RECORD EXCERPTS:
========================================================================
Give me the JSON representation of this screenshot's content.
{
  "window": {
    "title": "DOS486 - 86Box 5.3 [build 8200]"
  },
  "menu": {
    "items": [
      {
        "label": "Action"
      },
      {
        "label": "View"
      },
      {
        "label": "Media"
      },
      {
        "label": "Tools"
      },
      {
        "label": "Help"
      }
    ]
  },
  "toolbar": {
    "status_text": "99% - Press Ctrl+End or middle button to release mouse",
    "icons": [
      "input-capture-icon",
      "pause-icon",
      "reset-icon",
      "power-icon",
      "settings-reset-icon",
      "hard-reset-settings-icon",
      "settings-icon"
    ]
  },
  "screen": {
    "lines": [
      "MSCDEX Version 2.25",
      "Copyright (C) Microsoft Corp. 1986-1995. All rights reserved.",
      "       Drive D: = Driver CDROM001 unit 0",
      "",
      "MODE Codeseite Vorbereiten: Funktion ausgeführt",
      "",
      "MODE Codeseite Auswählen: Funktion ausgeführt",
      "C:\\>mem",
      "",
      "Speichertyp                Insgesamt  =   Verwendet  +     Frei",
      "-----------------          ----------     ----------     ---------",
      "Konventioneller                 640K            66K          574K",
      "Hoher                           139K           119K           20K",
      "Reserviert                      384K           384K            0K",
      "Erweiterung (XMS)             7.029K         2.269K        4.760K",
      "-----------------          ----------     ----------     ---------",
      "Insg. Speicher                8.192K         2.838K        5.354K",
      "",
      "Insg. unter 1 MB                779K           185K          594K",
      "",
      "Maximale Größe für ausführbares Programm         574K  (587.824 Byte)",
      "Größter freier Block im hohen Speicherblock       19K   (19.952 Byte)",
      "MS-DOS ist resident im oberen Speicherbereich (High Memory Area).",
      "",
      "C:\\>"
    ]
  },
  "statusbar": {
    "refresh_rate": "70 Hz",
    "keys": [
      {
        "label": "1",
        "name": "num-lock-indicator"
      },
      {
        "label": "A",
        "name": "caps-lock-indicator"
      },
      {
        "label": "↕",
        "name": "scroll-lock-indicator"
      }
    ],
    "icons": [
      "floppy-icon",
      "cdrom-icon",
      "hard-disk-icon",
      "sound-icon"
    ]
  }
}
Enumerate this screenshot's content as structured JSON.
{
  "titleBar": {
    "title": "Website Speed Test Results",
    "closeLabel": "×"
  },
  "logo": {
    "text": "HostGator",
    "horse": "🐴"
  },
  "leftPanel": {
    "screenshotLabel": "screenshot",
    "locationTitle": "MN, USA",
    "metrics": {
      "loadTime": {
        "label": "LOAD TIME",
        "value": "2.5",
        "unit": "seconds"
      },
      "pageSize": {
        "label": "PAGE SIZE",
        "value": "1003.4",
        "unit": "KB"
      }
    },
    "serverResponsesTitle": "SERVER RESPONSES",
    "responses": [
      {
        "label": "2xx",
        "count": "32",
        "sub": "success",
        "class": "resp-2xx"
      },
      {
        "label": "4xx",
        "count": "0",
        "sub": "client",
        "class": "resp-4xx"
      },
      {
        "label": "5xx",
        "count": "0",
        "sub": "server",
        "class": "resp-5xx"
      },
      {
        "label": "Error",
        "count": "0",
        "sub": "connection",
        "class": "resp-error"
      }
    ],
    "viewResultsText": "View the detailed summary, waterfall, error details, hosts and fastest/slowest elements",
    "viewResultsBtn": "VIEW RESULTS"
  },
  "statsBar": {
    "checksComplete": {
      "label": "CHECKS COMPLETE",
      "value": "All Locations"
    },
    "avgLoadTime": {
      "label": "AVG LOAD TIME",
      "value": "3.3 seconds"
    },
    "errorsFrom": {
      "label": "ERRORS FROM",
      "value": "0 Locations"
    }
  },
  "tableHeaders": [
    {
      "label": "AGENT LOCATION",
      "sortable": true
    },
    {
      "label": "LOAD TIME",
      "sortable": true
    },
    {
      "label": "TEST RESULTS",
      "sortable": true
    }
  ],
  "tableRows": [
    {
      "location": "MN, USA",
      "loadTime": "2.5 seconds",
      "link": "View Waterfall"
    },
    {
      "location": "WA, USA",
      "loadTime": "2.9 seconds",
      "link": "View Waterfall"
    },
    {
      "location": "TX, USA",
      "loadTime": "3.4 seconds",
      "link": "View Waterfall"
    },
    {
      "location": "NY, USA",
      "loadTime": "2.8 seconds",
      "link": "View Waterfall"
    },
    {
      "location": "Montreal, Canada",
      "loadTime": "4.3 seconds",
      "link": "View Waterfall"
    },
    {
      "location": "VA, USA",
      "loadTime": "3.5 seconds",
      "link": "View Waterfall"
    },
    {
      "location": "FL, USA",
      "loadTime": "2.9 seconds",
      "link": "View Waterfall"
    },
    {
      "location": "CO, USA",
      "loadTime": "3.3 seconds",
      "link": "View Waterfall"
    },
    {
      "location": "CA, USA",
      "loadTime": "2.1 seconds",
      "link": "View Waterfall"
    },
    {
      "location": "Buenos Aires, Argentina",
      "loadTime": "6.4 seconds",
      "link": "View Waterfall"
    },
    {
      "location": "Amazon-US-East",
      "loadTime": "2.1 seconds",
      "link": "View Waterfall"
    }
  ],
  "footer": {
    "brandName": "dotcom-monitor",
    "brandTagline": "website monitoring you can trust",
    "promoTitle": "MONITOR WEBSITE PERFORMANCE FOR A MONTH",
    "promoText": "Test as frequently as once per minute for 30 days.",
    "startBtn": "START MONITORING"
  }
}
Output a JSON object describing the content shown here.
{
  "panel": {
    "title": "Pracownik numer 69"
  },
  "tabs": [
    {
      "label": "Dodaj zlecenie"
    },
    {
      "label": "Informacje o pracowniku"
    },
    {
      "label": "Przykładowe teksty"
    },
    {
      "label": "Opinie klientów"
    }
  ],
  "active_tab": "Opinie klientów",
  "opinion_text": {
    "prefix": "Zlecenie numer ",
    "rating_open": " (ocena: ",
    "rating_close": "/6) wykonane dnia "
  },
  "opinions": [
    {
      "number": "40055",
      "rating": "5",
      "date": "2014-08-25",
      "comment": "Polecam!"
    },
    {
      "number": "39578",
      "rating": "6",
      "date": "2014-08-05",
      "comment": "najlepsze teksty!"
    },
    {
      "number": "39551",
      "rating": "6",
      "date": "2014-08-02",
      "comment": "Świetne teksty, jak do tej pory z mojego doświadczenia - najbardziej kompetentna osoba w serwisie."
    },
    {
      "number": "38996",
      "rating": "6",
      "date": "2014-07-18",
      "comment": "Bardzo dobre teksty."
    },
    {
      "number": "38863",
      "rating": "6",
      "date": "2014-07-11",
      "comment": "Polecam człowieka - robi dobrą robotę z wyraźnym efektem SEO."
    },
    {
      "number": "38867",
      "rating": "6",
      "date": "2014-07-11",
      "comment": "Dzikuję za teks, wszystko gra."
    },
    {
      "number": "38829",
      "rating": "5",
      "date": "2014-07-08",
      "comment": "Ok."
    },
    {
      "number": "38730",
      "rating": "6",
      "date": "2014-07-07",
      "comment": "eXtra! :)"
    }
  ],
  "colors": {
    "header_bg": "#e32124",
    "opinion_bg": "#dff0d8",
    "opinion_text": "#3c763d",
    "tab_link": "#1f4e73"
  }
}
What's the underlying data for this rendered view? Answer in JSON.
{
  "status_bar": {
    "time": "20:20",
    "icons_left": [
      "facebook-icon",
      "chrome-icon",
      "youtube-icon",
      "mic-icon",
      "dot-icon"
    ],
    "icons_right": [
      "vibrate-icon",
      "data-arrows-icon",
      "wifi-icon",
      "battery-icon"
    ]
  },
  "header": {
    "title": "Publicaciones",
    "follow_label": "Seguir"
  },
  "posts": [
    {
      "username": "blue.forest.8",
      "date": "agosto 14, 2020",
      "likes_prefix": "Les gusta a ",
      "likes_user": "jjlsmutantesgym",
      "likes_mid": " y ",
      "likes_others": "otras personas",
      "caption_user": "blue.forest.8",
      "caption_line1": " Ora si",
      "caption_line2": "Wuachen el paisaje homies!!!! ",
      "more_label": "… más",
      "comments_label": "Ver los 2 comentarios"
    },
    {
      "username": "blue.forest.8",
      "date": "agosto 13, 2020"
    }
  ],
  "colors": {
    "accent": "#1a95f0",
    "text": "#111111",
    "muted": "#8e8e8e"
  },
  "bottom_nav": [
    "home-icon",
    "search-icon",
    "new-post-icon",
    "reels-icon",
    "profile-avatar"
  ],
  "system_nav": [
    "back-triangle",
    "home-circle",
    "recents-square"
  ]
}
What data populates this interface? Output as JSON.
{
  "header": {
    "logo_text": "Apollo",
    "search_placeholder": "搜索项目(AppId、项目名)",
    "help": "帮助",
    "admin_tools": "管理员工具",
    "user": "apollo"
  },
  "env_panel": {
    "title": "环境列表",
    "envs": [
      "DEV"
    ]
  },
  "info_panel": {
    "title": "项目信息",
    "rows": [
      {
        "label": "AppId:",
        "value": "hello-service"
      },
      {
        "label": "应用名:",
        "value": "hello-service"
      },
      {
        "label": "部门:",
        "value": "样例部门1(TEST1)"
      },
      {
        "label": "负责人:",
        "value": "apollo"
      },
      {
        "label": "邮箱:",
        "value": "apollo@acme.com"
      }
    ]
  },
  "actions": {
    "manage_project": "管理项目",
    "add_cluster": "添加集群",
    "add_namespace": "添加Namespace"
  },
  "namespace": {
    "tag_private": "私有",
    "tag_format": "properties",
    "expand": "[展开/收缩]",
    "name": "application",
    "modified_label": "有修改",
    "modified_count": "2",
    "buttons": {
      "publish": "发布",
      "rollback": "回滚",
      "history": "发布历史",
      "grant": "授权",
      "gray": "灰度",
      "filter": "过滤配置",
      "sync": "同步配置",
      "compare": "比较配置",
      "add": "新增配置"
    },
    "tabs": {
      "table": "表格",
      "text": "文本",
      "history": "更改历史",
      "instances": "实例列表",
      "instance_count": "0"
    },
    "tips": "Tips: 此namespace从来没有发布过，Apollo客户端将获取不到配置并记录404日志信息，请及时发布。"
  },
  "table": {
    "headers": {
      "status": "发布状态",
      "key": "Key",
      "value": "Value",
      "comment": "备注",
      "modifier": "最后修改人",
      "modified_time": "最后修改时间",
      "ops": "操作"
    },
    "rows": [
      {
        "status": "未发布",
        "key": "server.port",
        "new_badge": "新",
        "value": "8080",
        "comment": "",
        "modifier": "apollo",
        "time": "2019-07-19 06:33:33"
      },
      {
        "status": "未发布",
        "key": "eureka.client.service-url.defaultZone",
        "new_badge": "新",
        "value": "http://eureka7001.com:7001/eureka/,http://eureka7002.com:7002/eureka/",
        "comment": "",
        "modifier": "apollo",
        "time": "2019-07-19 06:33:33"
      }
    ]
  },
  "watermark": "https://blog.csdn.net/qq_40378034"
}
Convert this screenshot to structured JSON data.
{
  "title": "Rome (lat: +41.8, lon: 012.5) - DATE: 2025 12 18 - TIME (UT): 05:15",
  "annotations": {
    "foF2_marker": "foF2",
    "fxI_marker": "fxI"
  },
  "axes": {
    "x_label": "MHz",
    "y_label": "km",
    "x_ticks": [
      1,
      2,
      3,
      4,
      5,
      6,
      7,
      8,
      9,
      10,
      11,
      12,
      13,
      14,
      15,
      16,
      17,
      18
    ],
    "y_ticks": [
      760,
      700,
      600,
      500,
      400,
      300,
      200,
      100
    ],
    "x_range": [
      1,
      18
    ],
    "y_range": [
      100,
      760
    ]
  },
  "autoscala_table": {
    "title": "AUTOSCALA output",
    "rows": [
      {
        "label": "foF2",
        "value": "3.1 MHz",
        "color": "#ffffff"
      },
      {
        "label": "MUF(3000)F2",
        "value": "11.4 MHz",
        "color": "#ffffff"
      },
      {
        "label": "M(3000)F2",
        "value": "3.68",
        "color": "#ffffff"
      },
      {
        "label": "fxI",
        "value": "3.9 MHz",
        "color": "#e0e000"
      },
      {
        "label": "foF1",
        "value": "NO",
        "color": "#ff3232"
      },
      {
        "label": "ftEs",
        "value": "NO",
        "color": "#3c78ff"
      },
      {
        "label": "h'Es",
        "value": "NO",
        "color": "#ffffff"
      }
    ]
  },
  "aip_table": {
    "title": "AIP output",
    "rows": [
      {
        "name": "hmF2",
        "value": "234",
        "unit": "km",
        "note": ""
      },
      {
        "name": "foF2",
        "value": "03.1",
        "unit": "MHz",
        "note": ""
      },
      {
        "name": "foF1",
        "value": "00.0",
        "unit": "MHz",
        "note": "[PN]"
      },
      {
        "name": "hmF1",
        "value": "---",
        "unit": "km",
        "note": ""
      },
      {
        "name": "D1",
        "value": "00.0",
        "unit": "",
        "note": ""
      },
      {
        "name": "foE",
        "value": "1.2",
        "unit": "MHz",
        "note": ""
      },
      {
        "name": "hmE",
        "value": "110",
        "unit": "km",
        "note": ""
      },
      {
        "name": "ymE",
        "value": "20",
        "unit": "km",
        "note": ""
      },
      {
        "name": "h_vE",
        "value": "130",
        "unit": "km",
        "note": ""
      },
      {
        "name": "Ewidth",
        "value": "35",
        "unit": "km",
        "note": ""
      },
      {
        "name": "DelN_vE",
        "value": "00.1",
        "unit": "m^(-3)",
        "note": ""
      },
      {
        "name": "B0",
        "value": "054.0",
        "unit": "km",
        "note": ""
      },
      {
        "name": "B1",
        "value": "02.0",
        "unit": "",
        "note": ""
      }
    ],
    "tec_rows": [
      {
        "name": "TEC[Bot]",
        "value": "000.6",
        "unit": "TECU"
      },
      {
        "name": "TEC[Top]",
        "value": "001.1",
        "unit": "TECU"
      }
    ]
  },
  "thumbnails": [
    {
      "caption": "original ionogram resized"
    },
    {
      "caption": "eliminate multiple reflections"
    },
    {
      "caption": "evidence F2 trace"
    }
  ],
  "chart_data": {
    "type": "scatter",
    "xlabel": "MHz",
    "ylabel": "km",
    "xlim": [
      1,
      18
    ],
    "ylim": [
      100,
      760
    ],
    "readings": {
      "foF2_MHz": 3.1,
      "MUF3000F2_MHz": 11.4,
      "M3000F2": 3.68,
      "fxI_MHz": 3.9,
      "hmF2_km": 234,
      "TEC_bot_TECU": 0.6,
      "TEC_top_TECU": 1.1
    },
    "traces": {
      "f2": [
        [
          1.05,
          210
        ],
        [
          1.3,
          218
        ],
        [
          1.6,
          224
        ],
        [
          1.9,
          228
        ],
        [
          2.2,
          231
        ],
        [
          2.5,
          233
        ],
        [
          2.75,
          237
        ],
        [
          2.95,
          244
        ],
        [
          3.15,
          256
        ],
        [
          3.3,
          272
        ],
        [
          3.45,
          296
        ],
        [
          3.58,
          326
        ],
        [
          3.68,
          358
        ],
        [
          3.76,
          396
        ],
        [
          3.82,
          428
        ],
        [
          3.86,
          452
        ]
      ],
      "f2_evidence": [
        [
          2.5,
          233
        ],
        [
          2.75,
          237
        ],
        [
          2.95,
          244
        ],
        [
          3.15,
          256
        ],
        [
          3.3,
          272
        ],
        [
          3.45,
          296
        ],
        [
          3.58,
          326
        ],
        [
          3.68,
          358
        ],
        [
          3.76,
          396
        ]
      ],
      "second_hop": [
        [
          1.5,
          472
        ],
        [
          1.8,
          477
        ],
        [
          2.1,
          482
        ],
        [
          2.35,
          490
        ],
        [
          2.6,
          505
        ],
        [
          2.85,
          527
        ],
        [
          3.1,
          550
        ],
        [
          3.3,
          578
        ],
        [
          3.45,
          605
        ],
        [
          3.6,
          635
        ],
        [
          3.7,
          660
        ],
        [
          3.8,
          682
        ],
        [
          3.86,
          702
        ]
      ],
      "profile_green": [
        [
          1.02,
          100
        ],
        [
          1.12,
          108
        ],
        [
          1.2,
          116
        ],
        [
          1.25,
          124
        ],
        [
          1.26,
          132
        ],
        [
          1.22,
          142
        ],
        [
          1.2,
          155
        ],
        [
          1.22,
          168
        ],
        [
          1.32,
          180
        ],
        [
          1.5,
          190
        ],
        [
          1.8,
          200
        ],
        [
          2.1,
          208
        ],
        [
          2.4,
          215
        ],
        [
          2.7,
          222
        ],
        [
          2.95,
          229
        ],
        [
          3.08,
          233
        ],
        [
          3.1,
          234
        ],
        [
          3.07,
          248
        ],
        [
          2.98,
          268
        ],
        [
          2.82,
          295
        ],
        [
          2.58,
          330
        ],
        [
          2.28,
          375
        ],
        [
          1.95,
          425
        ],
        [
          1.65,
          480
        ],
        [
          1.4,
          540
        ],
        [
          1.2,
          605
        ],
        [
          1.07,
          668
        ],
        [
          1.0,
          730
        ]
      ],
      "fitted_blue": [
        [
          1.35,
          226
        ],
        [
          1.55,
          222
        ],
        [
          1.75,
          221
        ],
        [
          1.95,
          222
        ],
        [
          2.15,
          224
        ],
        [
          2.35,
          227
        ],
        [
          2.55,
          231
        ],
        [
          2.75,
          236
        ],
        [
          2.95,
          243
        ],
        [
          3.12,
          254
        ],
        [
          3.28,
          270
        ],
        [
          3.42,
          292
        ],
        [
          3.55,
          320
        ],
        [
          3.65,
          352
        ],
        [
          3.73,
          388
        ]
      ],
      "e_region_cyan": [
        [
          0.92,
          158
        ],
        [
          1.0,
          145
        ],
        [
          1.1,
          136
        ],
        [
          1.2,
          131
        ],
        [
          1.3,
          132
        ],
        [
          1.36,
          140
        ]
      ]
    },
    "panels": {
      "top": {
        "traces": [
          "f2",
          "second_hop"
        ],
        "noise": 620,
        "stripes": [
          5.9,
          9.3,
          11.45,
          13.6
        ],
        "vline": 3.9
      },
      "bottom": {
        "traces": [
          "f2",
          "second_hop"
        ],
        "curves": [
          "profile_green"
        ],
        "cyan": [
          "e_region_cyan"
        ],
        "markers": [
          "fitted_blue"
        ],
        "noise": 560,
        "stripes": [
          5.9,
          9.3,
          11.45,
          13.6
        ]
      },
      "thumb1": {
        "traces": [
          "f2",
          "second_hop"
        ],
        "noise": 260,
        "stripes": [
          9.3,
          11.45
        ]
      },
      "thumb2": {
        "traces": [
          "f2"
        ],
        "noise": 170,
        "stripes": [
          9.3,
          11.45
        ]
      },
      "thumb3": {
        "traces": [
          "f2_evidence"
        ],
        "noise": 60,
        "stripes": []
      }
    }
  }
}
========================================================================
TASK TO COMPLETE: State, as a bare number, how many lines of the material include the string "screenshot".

RESULT FOR THIS EXERCISE: 4